Collection entries:
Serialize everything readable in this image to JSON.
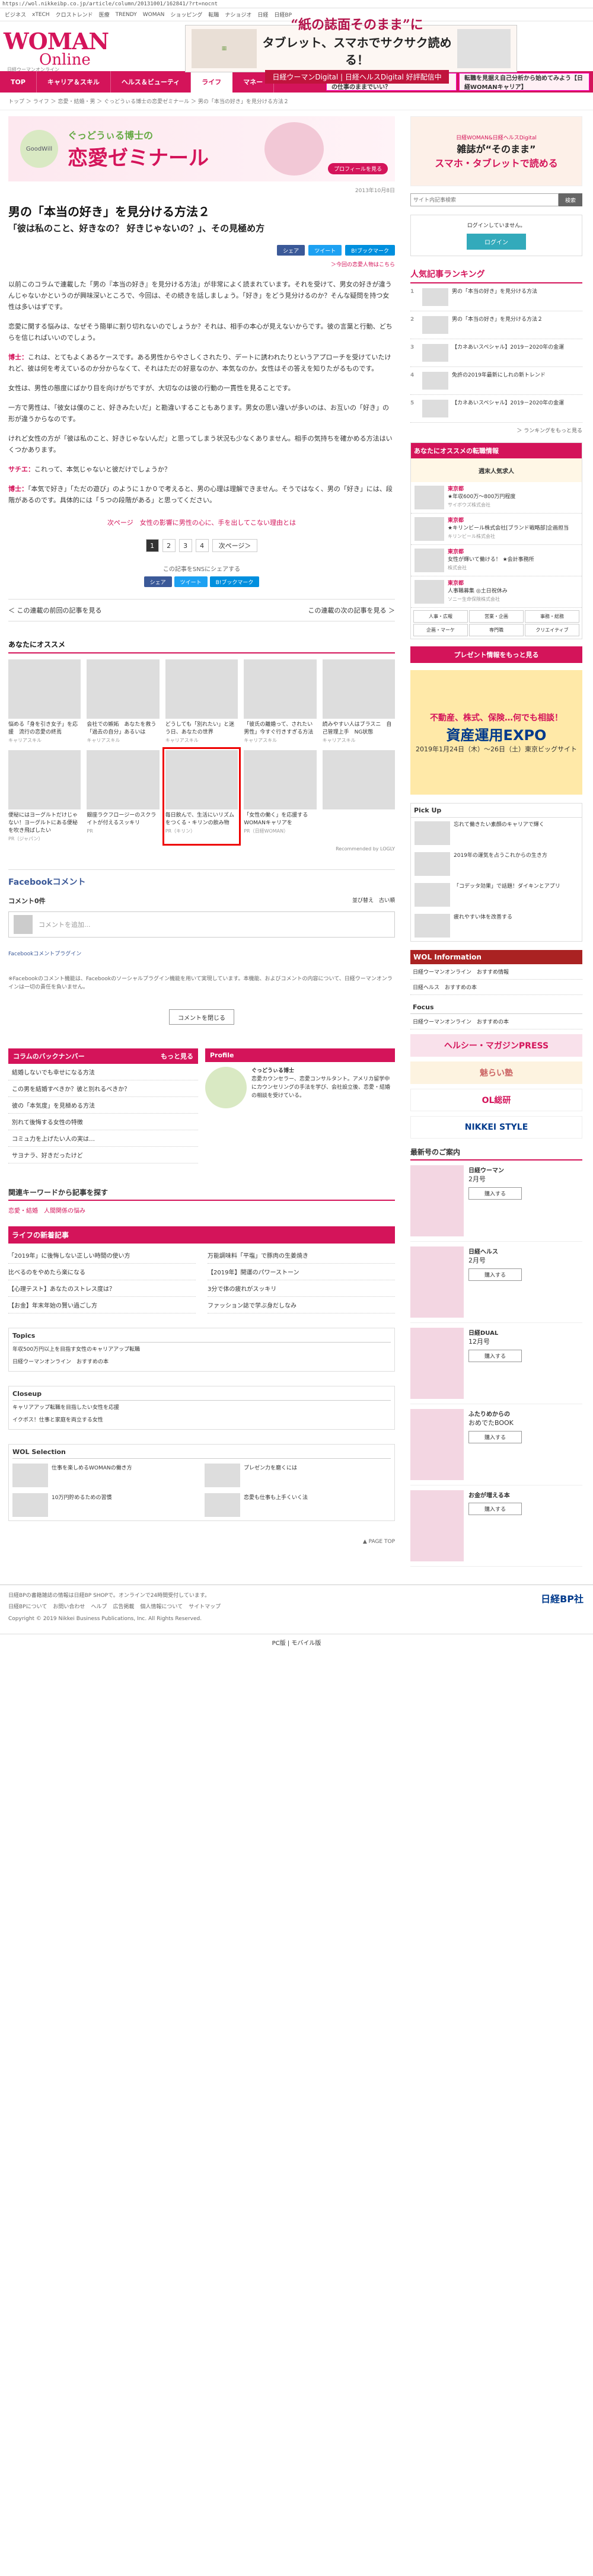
{
  "url": "https://wol.nikkeibp.co.jp/article/column/20131001/162841/?rt=nocnt",
  "topnav": [
    "ビジネス",
    "xTECH",
    "クロストレンド",
    "医療",
    "TRENDY",
    "WOMAN",
    "ショッピング",
    "転職",
    "ナショジオ",
    "日経",
    "日経BP"
  ],
  "header": {
    "logo_top": "WOMAN",
    "logo_bottom": "Online",
    "logo_sub": "日経ウーマンオンライン",
    "ad_line1": "“紙の誌面そのまま”に",
    "ad_line2": "タブレット、スマホでサクサク読める！",
    "ad_btn": "日経ウーマンDigital | 日経ヘルスDigital 好評配信中"
  },
  "nav": {
    "items": [
      "TOP",
      "キャリア＆スキル",
      "ヘルス＆ビューティ",
      "ライフ",
      "マネー"
    ],
    "active": "ライフ",
    "ad1": "「ずっと働き続けたい」「昇進したい」…今の仕事のままでいい？",
    "ad2": "転職を見据え自己分析から始めてみよう【日経WOMANキャリア】"
  },
  "breadcrumb": "トップ ＞ ライフ ＞ 恋愛・結婚・男 ＞ ぐっどうぃる博士の恋愛ゼミナール ＞ 男の「本当の好き」を見分ける方法２",
  "banner": {
    "line1": "ぐっどうぃる博士の",
    "line2": "恋愛ゼミナール",
    "badge": "GoodWill",
    "profile": "プロフィールを見る"
  },
  "article": {
    "date": "2013年10月8日",
    "title": "男の「本当の好き」を見分ける方法２",
    "subtitle": "「彼は私のこと、好きなの？ 好きじゃないの？」、その見極め方",
    "sns": [
      "シェア",
      "ツイート",
      "B!ブックマーク"
    ],
    "link_right": "＞今回の恋愛人物はこちら",
    "p1": "以前このコラムで連載した「男の『本当の好き』を見分ける方法」が非常によく読まれています。それを受けて、男女の好きが違うんじゃないかというのが興味深いところで、今回は、その続きを話しましょう。「好き」をどう見分けるのか？そんな疑問を持つ女性は多いはずです。",
    "p2": "恋愛に関する悩みは、なぜそう簡単に割り切れないのでしょうか？それは、相手の本心が見えないからです。彼の言葉と行動、どちらを信じればいいのでしょう。",
    "p3_name": "博士：",
    "p3": "これは、とてもよくあるケースです。ある男性からやさしくされたり、デートに誘われたりというアプローチを受けていたけれど、彼は何を考えているのか分からなくて、それはただの好意なのか、本気なのか。女性はその答えを知りたがるものです。",
    "p4": "女性は、男性の態度にばかり目を向けがちですが、大切なのは彼の行動の一貫性を見ることです。",
    "p5": "一方で男性は、「彼女は僕のこと、好きみたいだ」と勘違いすることもあります。男女の思い違いが多いのは、お互いの「好き」の形が違うからなのです。",
    "p6": "けれど女性の方が「彼は私のこと、好きじゃないんだ」と思ってしまう状況も少なくありません。相手の気持ちを確かめる方法はいくつかあります。",
    "p7_name": "サチエ：",
    "p7": "これって、本気じゃないと彼だけでしょうか？",
    "p8_name": "博士：",
    "p8": "「本気で好き」「ただの遊び」のように１か０で考えると、男の心理は理解できません。そうではなく、男の「好き」には、段階があるのです。具体的には「５つの段階がある」と思ってください。"
  },
  "next_link": "次ページ　女性の影響に男性の心に、手を出してこない理由とは",
  "pager": [
    "1",
    "2",
    "3",
    "4",
    "次ページ＞"
  ],
  "share_label": "この記事をSNSにシェアする",
  "share_btns": [
    "シェア",
    "ツイート",
    "B!ブックマーク"
  ],
  "prevnext": {
    "prev": "＜ この連載の前回の記事を見る",
    "next": "この連載の次の記事を見る ＞"
  },
  "recommend": {
    "title": "あなたにオススメ",
    "items": [
      {
        "t": "悩める「身を引き女子」を応援　流行の恋愛の終焉",
        "s": "キャリアスキル"
      },
      {
        "t": "会社での嫉妬　あなたを救う「過去の自分」あるいは",
        "s": "キャリアスキル"
      },
      {
        "t": "どうしても「別れたい」と迷う日、あなたの世界",
        "s": "キャリアスキル"
      },
      {
        "t": "「彼氏の離婚って、されたい男性」今すぐ行きすぎる方法",
        "s": "キャリアスキル"
      },
      {
        "t": "読みやすい人はブラスニ　自己管理上手　NG状態",
        "s": "キャリアスキル"
      },
      {
        "t": "便秘にはヨーグルトだけじゃない！ヨーグルトにある便秘を吹き飛ばしたい",
        "s": "PR（ジャパン）"
      },
      {
        "t": "銀座ラクフロージーのスクライトが付えるスッキリ",
        "s": "PR"
      },
      {
        "t": "毎日飲んで、生活にいリズムをつくる・キリンの飲み物",
        "s": "PR（キリン）"
      },
      {
        "t": "「女性の働く」を応援するWOMANキャリアを",
        "s": "PR（日経WOMAN）"
      },
      {
        "t": "",
        "s": ""
      }
    ],
    "by": "Recommended by  LOGLY"
  },
  "fb": {
    "title": "Facebookコメント",
    "count": "コメント0件",
    "sort": "並び替え　古い順",
    "placeholder": "コメントを追加...",
    "plugin": "Facebookコメントプラグイン",
    "note": "※Facebookのコメント機能は、Facebookのソーシャルプラグイン機能を用いて実現しています。本機能、およびコメントの内容について、日経ウーマンオンラインは一切の責任を負いません。",
    "close": "コメントを閉じる"
  },
  "backnumber": {
    "title": "コラムのバックナンバー",
    "more": "もっと見る",
    "items": [
      "結婚しないでも幸せになる方法",
      "この男を結婚すべきか？彼と別れるべきか？",
      "彼の「本気度」を見極める方法",
      "別れて後悔する女性の特徴",
      "コミュ力を上げたい人の実は…",
      "サヨナラ、好きだったけど"
    ]
  },
  "profile": {
    "title": "Profile",
    "name": "ぐっどうぃる博士",
    "body": "恋愛カウンセラー、恋愛コンサルタント。アメリカ留学中にカウンセリングの手法を学び、会社設立後、恋愛・結婚の相談を受けている。"
  },
  "keyword": {
    "title": "関連キーワードから記事を探す",
    "links": "恋愛・結婚　人間関係の悩み"
  },
  "newlist": {
    "title": "ライフの新着記事",
    "items": [
      "「2019年」に後悔しない正しい時間の使い方",
      "万能調味料「平塩」で豚肉の生姜焼き",
      "比べるのをやめたら楽になる",
      "【2019年】開運のパワーストーン",
      "【心理テスト】あなたのストレス度は？",
      "3分で体の疲れがスッキリ",
      "【お金】年末年始の賢い過ごし方",
      "ファッション誌で学ぶ身だしなみ"
    ]
  },
  "topics": {
    "title": "Topics",
    "items": [
      "年収500万円以上を目指す女性のキャリアアップ転職",
      "日経ウーマンオンライン　おすすめの本"
    ]
  },
  "closeup": {
    "title": "Closeup",
    "items": [
      "キャリアアップ転職を目指したい女性を応援",
      "イクボス！仕事と家庭を両立する女性"
    ]
  },
  "wol": {
    "title": "WOL Selection",
    "items": [
      "仕事を楽しめるWOMANの働き方",
      "プレゼン力を磨くには",
      "10万円貯めるための習慣",
      "恋愛も仕事も上手くいく法"
    ]
  },
  "pagetop": "▲ PAGE TOP",
  "footer": {
    "note": "日経BPの書籍雑誌の情報は日経BP SHOPで。オンラインで24時間受付しています。",
    "links": [
      "日経BPについて",
      "お問い合わせ",
      "ヘルプ",
      "広告掲載",
      "個人情報について",
      "サイトマップ"
    ],
    "copy": "Copyright © 2019 Nikkei Business Publications, Inc. All Rights Reserved.",
    "brand": "日経BP社",
    "pcmb": "PC版 | モバイル版"
  },
  "side": {
    "ad_a": "日経WOMAN&日経ヘルスDigital",
    "ad_b": "雑誌が“そのまま”",
    "ad_c": "スマホ・タブレットで読める",
    "search_placeholder": "サイト内記事検索",
    "search_btn": "検索",
    "login_text": "ログインしていません。",
    "login_btn": "ログイン",
    "rank_title": "人気記事ランキング",
    "rank": [
      {
        "n": "1",
        "t": "男の「本当の好き」を見分ける方法"
      },
      {
        "n": "2",
        "t": "男の「本当の好き」を見分ける方法２"
      },
      {
        "n": "3",
        "t": "【カネあいスペシャル】2019－2020年の金運"
      },
      {
        "n": "4",
        "t": "免許の2019年最新にしれの新トレンド"
      },
      {
        "n": "5",
        "t": "【カネあいスペシャル】2019－2020年の金運"
      }
    ],
    "rank_more": "＞ ランキングをもっと見る",
    "job_title": "あなたにオススメの転職情報",
    "job_ad": "週末人気求人",
    "jobs": [
      {
        "c": "東京都",
        "t": "★年収600万～800万円程度",
        "co": "サイボウズ株式会社"
      },
      {
        "c": "東京都",
        "t": "★キリンビール株式会社[ブランド戦略部]企画担当",
        "co": "キリンビール株式会社"
      },
      {
        "c": "東京都",
        "t": "女性が輝いて働ける！ ★会計事務所",
        "co": "株式会社"
      },
      {
        "c": "東京都",
        "t": "人事職募集 ◎土日祝休み",
        "co": "ソニー生命保険株式会社"
      }
    ],
    "job_grid": [
      "人事・広報",
      "営業・企画",
      "事務・総務",
      "企画・マーケ",
      "専門職",
      "クリエイティブ"
    ],
    "present": "プレゼント情報をもっと見る",
    "expo_a": "不動産、株式、保険…何でも相談！",
    "expo_b": "資産運用EXPO",
    "expo_c": "2019年1月24日（木）～26日（土）東京ビッグサイト",
    "pick_title": "Pick Up",
    "pick": [
      "忘れて働きたい素顔のキャリアで輝く",
      "2019年の運気を占うこれからの生き方",
      "「コデッタ効果」で話題！ダイキンとアプリ",
      "疲れやすい体を改善する"
    ],
    "info_title": "WOL Information",
    "info": [
      "日経ウーマンオンライン　おすすめ情報",
      "日経ヘルス　おすすめの本"
    ],
    "focus_title": "Focus",
    "focus": [
      "日経ウーマンオンライン　おすすめの本"
    ],
    "ad1": "ヘルシー・マガジンPRESS",
    "ad2": "魅らい塾",
    "ad3": "OL総研",
    "ad4": "NIKKEI STYLE",
    "mag_title": "最新号のご案内",
    "mags": [
      {
        "t": "日経ウーマン",
        "s": "2月号",
        "btn": "購入する"
      },
      {
        "t": "日経ヘルス",
        "s": "2月号",
        "btn": "購入する"
      },
      {
        "t": "日経DUAL",
        "s": "12月号",
        "btn": "購入する"
      },
      {
        "t": "ふたりめからの",
        "s": "おめでたBOOK",
        "btn": "購入する"
      },
      {
        "t": "お金が増える本",
        "s": "",
        "btn": "購入する"
      }
    ]
  }
}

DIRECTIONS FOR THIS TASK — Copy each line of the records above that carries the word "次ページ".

REPLY —
  "next_link": "次ページ　女性の影響に男性の心に、手を出してこない理由とは",
    "次ページ＞"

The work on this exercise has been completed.